Right-Angle Riffle

    The right-angle riffle is generally made with some 90” iron angles. They are the favorite in large scale operations because of their endurance. The iron angles come in different sizes but the most used is the 1 ½ x 1 ½ inches. Although one can use larger ones or smaller ones when processing large or small volumes of materials in the different sluice box sizes.

    The right-angle riffle is also a riffle for concentrates. The best results are obtained by locating riffles equidistant from each other, being the same distance or greater than the width of the angle. These riffles will concentrate better when slightly inclined forward. In the case of a 1 ½ x 1 ½ inches angle the ideal inclination is around an eighth of an inch. Better results are also obtained in some situations when inclined riffles at double distance from each other are set. This is becoming very popular among miners nowadays.

    The third type of riffles that is very much seen in sluice boxes nowadays is that of expansive metal, the turned-up kind. The expansive metal is used with a turn-up side pointing in the direction that the flux of water follows across the box. So a similar back eddy is created behind the turn-up points. This causes the expansive metal to concentrate and recover gold very well.

    The expanded metal when used I proper conditions is an excellent recovery system especially of fine gold. Better results are obtained with the recovery systems in which more volume of materials has been pre-screened out, and which soft water flux passes through the box.

    The reason for this is that riffles are so superficial that it only needs a light stream of water to keep the expanded metal concentrated properly. To much speed in the flux of water tends to leave the expansive metal clean from a part of its concentrates of heavier material, including gold.

    A good place to use expansive metal as a riffle system is in a small sluice box or in a bi sluice where all the big materials have already been screened out so that a moderate speed flux is all you need in the box to move the material over the riffles. In this case you will find that expansive metals recovered gold fairly well.

    Currently, most sluice boxes have some kind of rough and porous mat under the riffle system. Its purpose is to give gold something on the bottoms edge where it can stay stranded. For this different kinds of indoor/outdoor carpets can be used. The grassy type works pretty well. Some miners prefer using various layers of burlap, or “miner’s cloth”, which is a heavier type of burlap.

    Something we have to remember about any set of riffles, especially of the three previously mentioned types of riffles, is that the entire surface of the bottom part of each riffle must be firmly secured against the bottom matting of the sluice box during the operation. If one leaves a space between the mat and the riffle, a portion of the back Eddie effect that happens behind the riffles will be lost. This can cause part of the action of concentrating to stop or diminish, and for that gold recovery can be affected.

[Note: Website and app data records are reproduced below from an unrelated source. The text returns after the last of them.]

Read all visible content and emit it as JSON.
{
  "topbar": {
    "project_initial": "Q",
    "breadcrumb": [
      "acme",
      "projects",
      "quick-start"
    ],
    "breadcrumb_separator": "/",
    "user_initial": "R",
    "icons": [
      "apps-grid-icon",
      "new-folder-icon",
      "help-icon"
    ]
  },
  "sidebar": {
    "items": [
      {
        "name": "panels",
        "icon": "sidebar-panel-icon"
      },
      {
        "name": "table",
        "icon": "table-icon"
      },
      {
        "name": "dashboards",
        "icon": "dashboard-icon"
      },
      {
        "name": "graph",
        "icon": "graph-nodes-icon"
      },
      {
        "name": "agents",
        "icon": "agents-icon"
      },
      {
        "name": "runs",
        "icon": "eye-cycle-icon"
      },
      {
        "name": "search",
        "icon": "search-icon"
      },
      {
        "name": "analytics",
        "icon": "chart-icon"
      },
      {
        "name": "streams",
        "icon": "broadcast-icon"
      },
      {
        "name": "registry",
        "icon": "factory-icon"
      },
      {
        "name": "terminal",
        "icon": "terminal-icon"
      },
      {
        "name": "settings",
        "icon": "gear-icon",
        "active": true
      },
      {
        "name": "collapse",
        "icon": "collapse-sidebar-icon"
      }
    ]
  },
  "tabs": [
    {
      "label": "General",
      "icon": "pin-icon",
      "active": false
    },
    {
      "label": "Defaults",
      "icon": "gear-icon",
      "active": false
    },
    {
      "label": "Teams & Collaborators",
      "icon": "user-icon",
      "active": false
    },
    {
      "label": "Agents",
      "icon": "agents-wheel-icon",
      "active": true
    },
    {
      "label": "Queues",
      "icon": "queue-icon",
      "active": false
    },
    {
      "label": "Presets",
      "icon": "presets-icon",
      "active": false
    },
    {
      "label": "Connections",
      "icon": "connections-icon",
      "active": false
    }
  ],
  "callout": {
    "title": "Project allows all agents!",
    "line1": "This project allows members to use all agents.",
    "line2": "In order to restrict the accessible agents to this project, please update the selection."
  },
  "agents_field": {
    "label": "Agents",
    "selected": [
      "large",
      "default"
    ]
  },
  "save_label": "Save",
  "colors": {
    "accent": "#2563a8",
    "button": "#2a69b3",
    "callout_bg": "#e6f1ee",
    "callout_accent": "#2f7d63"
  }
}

    Sometimes expansive metal is used in conjunction with other types of riffles. In the case the expansive metal is put under the upper set of riffles, as a set of Hungarians for example. It is generally a good idea to make sure the underlying mat is thick enough so as to stick out around it and not through the expanded metal and fill the space between the metal and the lower edge of the underlying riffles, because if not some of the concentrating action in the upper set of riffles can be lost. This means there will be a loss in fine gold recovery.